# Task brief
Your answer must be the records, copied with no change.

Stored dataset items:

□ □ □

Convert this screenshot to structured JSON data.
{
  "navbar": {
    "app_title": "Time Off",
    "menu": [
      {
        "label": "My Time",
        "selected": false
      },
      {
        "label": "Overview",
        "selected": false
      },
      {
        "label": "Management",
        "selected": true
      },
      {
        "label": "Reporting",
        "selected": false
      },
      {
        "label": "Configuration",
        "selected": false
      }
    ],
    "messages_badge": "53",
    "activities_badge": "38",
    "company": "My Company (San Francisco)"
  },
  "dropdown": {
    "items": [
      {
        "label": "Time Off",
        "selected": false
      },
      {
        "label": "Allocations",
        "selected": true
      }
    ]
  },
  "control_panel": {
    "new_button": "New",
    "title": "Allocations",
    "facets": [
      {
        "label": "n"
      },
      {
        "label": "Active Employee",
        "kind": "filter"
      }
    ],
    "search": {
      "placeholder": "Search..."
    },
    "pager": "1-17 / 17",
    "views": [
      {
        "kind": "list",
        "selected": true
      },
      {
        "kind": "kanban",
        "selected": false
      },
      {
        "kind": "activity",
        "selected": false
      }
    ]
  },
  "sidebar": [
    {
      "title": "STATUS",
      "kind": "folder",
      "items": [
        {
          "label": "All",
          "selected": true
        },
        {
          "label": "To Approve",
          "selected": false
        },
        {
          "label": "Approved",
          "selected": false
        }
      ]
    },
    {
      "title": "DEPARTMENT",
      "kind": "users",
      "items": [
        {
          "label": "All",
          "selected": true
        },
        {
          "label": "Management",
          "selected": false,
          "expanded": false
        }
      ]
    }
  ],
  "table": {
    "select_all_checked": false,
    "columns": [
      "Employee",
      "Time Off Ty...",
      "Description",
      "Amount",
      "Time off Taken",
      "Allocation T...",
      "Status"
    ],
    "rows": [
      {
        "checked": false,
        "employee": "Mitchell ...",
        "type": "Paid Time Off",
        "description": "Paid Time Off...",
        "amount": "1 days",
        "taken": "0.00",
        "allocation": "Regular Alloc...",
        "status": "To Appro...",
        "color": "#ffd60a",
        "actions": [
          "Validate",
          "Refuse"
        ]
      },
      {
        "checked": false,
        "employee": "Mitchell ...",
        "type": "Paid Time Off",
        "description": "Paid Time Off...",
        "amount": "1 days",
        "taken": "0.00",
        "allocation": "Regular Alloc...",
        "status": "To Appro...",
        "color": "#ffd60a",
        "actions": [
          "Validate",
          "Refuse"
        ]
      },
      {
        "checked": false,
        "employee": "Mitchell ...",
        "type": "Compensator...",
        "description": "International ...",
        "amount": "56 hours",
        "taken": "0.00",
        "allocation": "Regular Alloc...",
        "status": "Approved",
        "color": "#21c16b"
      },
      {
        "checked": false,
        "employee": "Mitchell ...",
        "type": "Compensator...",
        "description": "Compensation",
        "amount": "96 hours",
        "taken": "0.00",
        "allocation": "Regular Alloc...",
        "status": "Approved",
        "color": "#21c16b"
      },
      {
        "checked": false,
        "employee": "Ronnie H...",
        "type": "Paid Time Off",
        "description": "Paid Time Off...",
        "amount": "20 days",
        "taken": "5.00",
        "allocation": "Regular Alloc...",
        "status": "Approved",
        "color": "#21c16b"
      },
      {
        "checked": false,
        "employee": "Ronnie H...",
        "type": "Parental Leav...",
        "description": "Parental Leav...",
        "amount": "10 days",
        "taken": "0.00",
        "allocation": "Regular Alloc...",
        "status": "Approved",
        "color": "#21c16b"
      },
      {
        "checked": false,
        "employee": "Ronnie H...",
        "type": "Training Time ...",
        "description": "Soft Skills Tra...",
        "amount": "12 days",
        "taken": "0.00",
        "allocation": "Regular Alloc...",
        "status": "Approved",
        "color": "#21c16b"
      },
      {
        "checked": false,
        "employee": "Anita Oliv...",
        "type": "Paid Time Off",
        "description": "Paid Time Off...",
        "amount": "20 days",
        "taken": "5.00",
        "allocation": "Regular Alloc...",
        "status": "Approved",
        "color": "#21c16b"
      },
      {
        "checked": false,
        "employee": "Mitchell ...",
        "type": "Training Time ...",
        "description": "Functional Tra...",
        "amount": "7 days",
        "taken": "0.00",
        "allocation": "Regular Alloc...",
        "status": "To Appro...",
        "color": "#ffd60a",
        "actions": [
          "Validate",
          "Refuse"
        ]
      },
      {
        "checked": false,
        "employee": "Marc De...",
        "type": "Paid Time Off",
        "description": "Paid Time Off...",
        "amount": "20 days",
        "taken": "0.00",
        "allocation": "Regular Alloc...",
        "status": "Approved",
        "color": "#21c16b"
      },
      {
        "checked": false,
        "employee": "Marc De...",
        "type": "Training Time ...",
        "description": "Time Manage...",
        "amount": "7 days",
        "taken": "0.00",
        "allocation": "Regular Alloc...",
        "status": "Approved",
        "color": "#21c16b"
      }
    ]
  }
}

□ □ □

# Written solution
Convert this screenshot to structured JSON data.
{
  "navbar": {
    "app_title": "Time Off",
    "menu": [
      {
        "label": "My Time",
        "selected": false
      },
      {
        "label": "Overview",
        "selected": false
      },
      {
        "label": "Management",
        "selected": true
      },
      {
        "label": "Reporting",
        "selected": false
      },
      {
        "label": "Configuration",
        "selected": false
      }
    ],
    "messages_badge": "53",
    "activities_badge": "38",
    "company": "My Company (San Francisco)"
  },
  "dropdown": {
    "items": [
      {
        "label": "Time Off",
        "selected": false
      },
      {
        "label": "Allocations",
        "selected": true
      }
    ]
  },
  "control_panel": {
    "new_button": "New",
    "title": "Allocations",
    "facets": [
      {
        "label": "n"
      },
      {
        "label": "Active Employee",
        "kind": "filter"
      }
    ],
    "search": {
      "placeholder": "Search..."
    },
    "pager": "1-17 / 17",
    "views": [
      {
        "kind": "list",
        "selected": true
      },
      {
        "kind": "kanban",
        "selected": false
      },
      {
        "kind": "activity",
        "selected": false
      }
    ]
  },
  "sidebar": [
    {
      "title": "STATUS",
      "kind": "folder",
      "items": [
        {
          "label": "All",
          "selected": true
        },
        {
          "label": "To Approve",
          "selected": false
        },
        {
          "label": "Approved",
          "selected": false
        }
      ]
    },
    {
      "title": "DEPARTMENT",
      "kind": "users",
      "items": [
        {
          "label": "All",
          "selected": true
        },
        {
          "label": "Management",
          "selected": false,
          "expanded": false
        }
      ]
    }
  ],
  "table": {
    "select_all_checked": false,
    "columns": [
      "Employee",
      "Time Off Ty...",
      "Description",
      "Amount",
      "Time off Taken",
      "Allocation T...",
      "Status"
    ],
    "rows": [
      {
        "checked": false,
        "employee": "Mitchell ...",
        "type": "Paid Time Off",
        "description": "Paid Time Off...",
        "amount": "1 days",
        "taken": "0.00",
        "allocation": "Regular Alloc...",
        "status": "To Appro...",
        "color": "#ffd60a",
        "actions": [
          "Validate",
          "Refuse"
        ]
      },
      {
        "checked": false,
        "employee": "Mitchell ...",
        "type": "Paid Time Off",
        "description": "Paid Time Off...",
        "amount": "1 days",
        "taken": "0.00",
        "allocation": "Regular Alloc...",
        "status": "To Appro...",
        "color": "#ffd60a",
        "actions": [
          "Validate",
          "Refuse"
        ]
      },
      {
        "checked": false,
        "employee": "Mitchell ...",
        "type": "Compensator...",
        "description": "International ...",
        "amount": "56 hours",
        "taken": "0.00",
        "allocation": "Regular Alloc...",
        "status": "Approved",
        "color": "#21c16b"
      },
      {
        "checked": false,
        "employee": "Mitchell ...",
        "type": "Compensator...",
        "description": "Compensation",
        "amount": "96 hours",
        "taken": "0.00",
        "allocation": "Regular Alloc...",
        "status": "Approved",
        "color": "#21c16b"
      },
      {
        "checked": false,
        "employee": "Ronnie H...",
        "type": "Paid Time Off",
        "description": "Paid Time Off...",
        "amount": "20 days",
        "taken": "5.00",
        "allocation": "Regular Alloc...",
        "status": "Approved",
        "color": "#21c16b"
      },
      {
        "checked": false,
        "employee": "Ronnie H...",
        "type": "Parental Leav...",
        "description": "Parental Leav...",
        "amount": "10 days",
        "taken": "0.00",
        "allocation": "Regular Alloc...",
        "status": "Approved",
        "color": "#21c16b"
      },
      {
        "checked": false,
        "employee": "Ronnie H...",
        "type": "Training Time ...",
        "description": "Soft Skills Tra...",
        "amount": "12 days",
        "taken": "0.00",
        "allocation": "Regular Alloc...",
        "status": "Approved",
        "color": "#21c16b"
      },
      {
        "checked": false,
        "employee": "Anita Oliv...",
        "type": "Paid Time Off",
        "description": "Paid Time Off...",
        "amount": "20 days",
        "taken": "5.00",
        "allocation": "Regular Alloc...",
        "status": "Approved",
        "color": "#21c16b"
      },
      {
        "checked": false,
        "employee": "Mitchell ...",
        "type": "Training Time ...",
        "description": "Functional Tra...",
        "amount": "7 days",
        "taken": "0.00",
        "allocation": "Regular Alloc...",
        "status": "To Appro...",
        "color": "#ffd60a",
        "actions": [
          "Validate",
          "Refuse"
        ]
      },
      {
        "checked": false,
        "employee": "Marc De...",
        "type": "Paid Time Off",
        "description": "Paid Time Off...",
        "amount": "20 days",
        "taken": "0.00",
        "allocation": "Regular Alloc...",
        "status": "Approved",
        "color": "#21c16b"
      },
      {
        "checked": false,
        "employee": "Marc De...",
        "type": "Training Time ...",
        "description": "Time Manage...",
        "amount": "7 days",
        "taken": "0.00",
        "allocation": "Regular Alloc...",
        "status": "Approved",
        "color": "#21c16b"
      }
    ]
  }
}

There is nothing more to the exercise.